• _Supplied material_

______________________________

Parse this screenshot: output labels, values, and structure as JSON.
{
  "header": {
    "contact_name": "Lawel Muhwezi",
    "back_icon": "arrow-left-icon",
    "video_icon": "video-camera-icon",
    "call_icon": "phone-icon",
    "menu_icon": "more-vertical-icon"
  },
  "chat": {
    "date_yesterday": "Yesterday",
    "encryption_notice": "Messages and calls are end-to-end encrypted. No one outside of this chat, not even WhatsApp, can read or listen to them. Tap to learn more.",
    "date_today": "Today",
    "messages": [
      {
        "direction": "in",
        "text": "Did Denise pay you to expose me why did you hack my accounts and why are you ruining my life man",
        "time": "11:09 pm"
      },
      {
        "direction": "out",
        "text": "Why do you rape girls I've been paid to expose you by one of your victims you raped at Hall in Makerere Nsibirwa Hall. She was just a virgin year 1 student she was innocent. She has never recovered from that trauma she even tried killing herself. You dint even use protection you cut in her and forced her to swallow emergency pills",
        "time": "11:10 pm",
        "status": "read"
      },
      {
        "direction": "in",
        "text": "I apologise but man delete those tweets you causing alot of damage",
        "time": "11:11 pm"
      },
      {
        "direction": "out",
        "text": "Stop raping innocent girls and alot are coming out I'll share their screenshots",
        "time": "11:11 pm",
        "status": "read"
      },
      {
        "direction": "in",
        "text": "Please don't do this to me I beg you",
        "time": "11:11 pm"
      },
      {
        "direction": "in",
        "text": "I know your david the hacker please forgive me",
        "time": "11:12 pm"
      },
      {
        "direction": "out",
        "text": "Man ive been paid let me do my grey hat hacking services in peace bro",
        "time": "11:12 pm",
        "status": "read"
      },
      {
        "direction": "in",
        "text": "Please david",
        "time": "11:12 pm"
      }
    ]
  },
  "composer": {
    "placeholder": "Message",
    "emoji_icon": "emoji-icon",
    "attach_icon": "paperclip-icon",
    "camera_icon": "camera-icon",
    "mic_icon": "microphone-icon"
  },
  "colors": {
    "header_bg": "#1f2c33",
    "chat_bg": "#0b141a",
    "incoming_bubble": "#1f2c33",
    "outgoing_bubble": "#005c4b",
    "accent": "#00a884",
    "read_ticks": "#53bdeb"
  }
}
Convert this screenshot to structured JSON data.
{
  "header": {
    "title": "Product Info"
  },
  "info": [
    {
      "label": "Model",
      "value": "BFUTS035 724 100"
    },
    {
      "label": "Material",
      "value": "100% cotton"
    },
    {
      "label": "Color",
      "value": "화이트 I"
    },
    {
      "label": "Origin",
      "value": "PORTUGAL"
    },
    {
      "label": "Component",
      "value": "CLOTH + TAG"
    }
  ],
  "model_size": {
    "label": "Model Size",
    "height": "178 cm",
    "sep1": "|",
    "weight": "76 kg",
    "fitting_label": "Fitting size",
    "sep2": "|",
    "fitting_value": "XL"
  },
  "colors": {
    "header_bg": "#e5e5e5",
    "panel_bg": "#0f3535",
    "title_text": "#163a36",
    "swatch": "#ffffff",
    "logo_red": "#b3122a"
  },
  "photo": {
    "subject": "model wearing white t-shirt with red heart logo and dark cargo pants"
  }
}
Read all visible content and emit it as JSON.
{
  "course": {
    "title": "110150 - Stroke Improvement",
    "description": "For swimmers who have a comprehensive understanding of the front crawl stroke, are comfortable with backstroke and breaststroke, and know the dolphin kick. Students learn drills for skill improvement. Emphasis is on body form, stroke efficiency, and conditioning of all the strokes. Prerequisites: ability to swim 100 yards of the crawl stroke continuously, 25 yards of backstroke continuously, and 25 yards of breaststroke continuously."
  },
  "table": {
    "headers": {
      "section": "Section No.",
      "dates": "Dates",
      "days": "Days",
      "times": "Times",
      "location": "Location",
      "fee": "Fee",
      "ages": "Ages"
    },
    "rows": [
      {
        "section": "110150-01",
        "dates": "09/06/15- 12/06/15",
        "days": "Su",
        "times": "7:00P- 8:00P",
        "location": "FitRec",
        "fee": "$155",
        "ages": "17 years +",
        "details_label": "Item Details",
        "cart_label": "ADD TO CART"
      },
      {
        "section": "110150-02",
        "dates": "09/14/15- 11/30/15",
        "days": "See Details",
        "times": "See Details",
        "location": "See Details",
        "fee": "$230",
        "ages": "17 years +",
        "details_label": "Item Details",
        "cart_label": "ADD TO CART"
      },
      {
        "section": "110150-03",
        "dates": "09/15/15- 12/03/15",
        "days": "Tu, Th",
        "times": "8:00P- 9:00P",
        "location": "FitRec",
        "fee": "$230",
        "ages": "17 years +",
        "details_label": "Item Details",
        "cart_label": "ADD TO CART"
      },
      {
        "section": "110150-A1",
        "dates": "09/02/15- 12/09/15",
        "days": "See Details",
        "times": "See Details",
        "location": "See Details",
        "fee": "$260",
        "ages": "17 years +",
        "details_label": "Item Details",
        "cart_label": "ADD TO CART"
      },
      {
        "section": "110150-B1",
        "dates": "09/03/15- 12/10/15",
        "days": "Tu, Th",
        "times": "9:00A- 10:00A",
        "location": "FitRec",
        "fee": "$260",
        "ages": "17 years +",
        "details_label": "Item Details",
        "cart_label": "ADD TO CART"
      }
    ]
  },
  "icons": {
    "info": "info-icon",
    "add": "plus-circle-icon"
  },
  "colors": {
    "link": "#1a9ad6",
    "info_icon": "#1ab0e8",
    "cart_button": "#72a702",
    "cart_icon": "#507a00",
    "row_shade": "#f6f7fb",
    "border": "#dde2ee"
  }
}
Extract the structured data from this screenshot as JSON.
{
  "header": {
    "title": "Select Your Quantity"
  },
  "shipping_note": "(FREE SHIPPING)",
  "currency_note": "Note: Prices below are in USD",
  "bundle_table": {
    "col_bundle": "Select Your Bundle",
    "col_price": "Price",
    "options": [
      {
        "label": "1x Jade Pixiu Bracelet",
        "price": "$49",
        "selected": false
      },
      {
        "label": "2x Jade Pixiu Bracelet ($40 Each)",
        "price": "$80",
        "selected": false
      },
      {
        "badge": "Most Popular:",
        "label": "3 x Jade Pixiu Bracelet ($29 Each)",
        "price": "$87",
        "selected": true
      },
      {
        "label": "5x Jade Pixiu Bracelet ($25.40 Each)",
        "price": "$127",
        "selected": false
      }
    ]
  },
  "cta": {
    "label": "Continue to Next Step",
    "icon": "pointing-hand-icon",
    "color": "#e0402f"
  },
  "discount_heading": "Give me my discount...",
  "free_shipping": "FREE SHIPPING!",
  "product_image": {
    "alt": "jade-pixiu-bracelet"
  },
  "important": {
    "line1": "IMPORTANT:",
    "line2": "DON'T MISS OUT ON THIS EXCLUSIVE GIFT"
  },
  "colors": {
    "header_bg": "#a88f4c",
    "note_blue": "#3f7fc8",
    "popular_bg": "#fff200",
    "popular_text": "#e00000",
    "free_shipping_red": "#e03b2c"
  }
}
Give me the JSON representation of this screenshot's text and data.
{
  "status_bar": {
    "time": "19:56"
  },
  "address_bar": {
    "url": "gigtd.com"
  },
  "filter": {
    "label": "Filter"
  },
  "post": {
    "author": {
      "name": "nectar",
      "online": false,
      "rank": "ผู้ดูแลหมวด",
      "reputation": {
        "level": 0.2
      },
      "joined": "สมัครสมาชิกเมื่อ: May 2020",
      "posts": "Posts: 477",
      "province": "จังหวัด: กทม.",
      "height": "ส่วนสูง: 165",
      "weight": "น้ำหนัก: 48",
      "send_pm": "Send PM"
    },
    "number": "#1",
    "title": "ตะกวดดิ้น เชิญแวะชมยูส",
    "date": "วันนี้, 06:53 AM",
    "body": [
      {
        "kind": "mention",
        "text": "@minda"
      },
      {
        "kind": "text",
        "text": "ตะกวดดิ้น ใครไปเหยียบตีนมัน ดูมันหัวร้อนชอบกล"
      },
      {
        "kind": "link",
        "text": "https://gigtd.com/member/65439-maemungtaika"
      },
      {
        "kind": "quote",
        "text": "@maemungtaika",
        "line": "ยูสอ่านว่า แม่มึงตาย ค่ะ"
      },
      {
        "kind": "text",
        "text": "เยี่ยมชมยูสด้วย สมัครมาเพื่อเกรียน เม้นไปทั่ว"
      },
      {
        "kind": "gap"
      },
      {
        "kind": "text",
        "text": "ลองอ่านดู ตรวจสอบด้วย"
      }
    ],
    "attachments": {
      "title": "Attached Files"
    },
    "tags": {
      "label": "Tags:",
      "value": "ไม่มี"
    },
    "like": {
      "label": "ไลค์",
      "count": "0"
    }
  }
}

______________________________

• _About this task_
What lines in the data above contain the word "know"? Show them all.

• _Task solution_
        "text": "I know your david the hacker please forgive me",
    "description": "For swimmers who have a comprehensive understanding of the front crawl stroke, are comfortable with backstroke and breaststroke, and know the dolphin kick. Students learn drills for skill improvement. Emphasis is on body form, stroke efficiency, and conditioning of all the strokes. Prerequisites: ability to swim 100 yards of the crawl stroke continuously, 25 yards of backstroke continuously, and 25 yards of breaststroke continuously."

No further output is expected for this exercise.